A mesmerizing, hour-and-20-minute concert, an evening of confessions, parlor ballads and spit-out accusations where romance turns to obsession or worse.

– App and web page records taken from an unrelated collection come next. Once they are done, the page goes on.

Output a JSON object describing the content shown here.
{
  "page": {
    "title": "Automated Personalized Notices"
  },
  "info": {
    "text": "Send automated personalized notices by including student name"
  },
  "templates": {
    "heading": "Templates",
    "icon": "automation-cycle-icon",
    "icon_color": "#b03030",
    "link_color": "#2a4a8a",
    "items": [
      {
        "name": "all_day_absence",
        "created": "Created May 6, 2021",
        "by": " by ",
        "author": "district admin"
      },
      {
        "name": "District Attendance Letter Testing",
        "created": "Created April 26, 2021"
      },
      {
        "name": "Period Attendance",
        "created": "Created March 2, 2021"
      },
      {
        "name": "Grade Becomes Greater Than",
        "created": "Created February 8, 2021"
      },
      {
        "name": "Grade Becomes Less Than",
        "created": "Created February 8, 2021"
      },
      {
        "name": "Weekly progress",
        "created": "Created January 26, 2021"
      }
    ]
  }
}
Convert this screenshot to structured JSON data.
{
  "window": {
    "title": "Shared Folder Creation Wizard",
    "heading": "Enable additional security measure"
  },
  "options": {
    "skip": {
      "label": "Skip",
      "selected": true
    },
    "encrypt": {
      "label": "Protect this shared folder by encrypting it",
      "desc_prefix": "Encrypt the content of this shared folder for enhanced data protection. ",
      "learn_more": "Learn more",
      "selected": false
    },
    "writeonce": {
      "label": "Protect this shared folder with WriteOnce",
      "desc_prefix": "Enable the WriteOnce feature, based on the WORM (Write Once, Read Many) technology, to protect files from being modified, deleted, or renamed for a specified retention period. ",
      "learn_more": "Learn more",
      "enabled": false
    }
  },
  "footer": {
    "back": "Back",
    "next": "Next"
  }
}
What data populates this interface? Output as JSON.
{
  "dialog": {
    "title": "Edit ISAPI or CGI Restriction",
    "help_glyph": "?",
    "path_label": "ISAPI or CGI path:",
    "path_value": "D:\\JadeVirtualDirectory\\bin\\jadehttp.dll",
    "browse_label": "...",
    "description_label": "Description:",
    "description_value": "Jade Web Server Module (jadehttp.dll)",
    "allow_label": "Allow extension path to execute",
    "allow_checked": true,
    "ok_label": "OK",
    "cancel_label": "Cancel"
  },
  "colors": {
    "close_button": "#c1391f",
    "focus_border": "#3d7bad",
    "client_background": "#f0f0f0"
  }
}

I think I saw you in the shadows” were the first words sung by P.J. Harvey at her El Rey appearance with John Parish (they’re also the first words heard on their new Island Records album, “A Woman, a Man, Passed By”). They set the stage for their mesmerizing, hour-and-20-minute concert, an evening of confessions, parlor ballads and spit-out accusations where romance turns to obsession or worse.In “16, 15, 14,” the rhymes of a childlike counting game turn darker and more intense, ending in cacophonous heavy breathing; the narrator of the spectral barroom waltz of “Leaving California” is bereft, lashing herself because she believed “that I could live and breathe with you,” while “Cracks in the Canvas” is a spooky recitation that wonders “how do we cope with the days after a death.” When loves goes bad, it goes very bad. “Pig Will Not” is a thunderous exercise in “negation,” and the album’s title track is an almost gleeful denunciation of a “woman-man” made up of “lily-livered chicken liver parts.” Wearing a tightly belted white dress with an art deco tiara perched asymmetrically on her head — looking either like a woodland sprite or a bride in an S&M ceremony — Harvey brought a different voice to the songs, as if they are short stories set to music, and she played a different part in each one. Against a plinked ukulele, wavering piano chords and a moaning melodica, she’s an exhausted warrior in “The Soldier,” wishing “send me home, damaged”; in “The Chair,” she’s a mournful mother, trying to maintain equilibrium against the music’s swirling “tidal madness”; she torchily bemoans the disintegrating affair of “Passionless, Pointless.” Harvey can look glamorous, clapping her hands at the side of her face during “16, 15, 14” and sexily snaking her hips during “Rope Bridge Crossing”; during “The Chair,” she stood stock still, as if she could not comprehend what she was seeing. These tales (taken only from Harvey and Parish’s two collaborations) are set to music that’s alternately slinky or serrated but always venomous. They’re blues, viewed through a prism that’s part Nick Cave and part Captain Beefheart (the latter’s influence made flesh by the presence of Beefheart sideman Eric Drew Feldman. The songs often seem to teeter on the edge of chaos, as Parish and Giovanni Ferrario scratch out interlocking, acid-dipped guitar parts while drummer Jean-Marc Butty pounds out ferocious tribal beats. It’s music that follows its characters into the abyss but makes its way back in enthralling style. Harvey and Parish play the Fillmore @ Irving Plaza this Thursday, March 26.
P.J. Harvey and John Parish
Also appearing: Howe Gelb.